» What the exercise asks:
The answer must be every line of the records in which the string "Berlín" appears.

[Entries taken from a collection]
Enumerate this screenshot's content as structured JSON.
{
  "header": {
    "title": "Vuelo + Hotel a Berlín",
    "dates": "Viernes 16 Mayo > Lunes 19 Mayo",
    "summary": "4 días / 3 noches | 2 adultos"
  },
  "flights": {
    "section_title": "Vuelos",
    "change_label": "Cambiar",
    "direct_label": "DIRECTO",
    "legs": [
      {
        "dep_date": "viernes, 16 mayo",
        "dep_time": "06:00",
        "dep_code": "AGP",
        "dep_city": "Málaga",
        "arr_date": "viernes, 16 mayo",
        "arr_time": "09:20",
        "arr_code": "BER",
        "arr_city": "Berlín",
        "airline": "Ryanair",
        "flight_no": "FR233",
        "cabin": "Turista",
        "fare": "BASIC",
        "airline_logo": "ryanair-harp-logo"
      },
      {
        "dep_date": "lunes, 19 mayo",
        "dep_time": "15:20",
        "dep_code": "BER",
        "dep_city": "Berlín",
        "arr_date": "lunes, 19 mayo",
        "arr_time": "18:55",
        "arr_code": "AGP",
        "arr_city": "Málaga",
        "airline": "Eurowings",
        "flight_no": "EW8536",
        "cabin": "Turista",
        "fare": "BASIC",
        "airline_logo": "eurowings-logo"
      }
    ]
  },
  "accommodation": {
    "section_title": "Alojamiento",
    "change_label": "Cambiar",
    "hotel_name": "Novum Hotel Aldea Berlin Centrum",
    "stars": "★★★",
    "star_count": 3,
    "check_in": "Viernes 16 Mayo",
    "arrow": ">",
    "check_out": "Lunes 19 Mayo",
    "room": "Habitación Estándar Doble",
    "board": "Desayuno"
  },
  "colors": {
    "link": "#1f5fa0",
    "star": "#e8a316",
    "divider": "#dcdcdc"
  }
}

» Response:
    "title": "Vuelo + Hotel a Berlín",
        "arr_city": "Berlín",
        "dep_city": "Berlín",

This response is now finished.